The police came and the man quieted down and asked to be taken to the hospital. With one muttered, parting salvo in my general direction, R.S. was taken to his next stop. Wouldn’t it be nice if it was the first step to sobriety?

………….Yep, we can always dream.

Advertisements

About JJ

“"Being Irish, he had an abiding sense of tragedy, which sustained him through temporary periods of joy.'” William Butler Yeats
This entry was posted in Uncategorized. Bookmark the permalink.

8 Responses to How many teaspoons in a scoop?

  1. *Hugs* I’m sorry you’re going through all the grief right now. Here’s hoping it passes soon and you can go back to rolling your eyes at the drunks and the faux Samaritans of the world. Never change your sense of empathy; it’s a precious gift. Just give yourself permission to let go of it when the situation warrants, and realize you did the right thing. The rest is up to the other person or people.

  2. Arlene says:

    Remember the second definition of sanctimonious is full of grace and piety (without the bile). I’m sure that’s what the man meant.

  3. Bex says:

    I’m proud to call you my cyber-friend. You did the human race proud. Here’s a (pat-on-the-back) for you. Worrying about people we love isn’t a crime. It can fester inside you but it’s not a bad thing. It means you care. We need more people who care!

  4. Lynn Fisher says:

    Caring is never a bad thing…. Don’t let the nonsense surrounding you overwhelm you. S will grow up — he’s a smart kid with good sense. Just too many hormones and not enough sense. This too will come — and you know I know this to be true. D has to walk his own path to his own truth. You already find the blessings there, so keep with it. LJ, well she’s female — ‘nough said 🙂 No worries!!! Remember, let go what you can’t control, or grab a bottle of wine, sit with me, and whine together. Or better still chai and needles. Be well friend xxoo

  5. JJ says:

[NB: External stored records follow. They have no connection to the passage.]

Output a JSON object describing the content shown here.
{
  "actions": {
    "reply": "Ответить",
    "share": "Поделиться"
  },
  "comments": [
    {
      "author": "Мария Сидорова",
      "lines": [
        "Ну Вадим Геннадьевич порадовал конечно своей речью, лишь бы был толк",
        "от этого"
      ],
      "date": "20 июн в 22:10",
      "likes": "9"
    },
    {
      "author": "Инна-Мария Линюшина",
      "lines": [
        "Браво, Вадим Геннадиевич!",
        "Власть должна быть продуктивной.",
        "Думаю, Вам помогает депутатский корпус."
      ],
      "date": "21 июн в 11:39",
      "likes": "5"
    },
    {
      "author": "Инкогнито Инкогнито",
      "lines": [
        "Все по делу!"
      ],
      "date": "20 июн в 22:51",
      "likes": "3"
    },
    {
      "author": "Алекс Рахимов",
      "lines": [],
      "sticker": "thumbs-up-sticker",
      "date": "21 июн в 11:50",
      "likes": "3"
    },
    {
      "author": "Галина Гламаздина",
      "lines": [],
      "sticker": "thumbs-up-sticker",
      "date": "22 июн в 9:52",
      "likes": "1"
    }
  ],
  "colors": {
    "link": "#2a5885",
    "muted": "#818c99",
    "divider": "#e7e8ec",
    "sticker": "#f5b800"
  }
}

    I have to tell you that I really enjoyed our chai and knitting night and I most definitely would like to do it more regularly!

Leave a Reply

Fill in your details below or click an icon to log in:

WordPress.com Logo

You are commenting using your WordPress.com account. Log Out / Change )

Twitter picture

You are commenting using your Twitter account. Log Out / Change )

Facebook photo

You are commenting using your Facebook account. Log Out / Change )

Google+ photo

You are commenting using your Google+ account. Log Out / Change )

Connecting to %s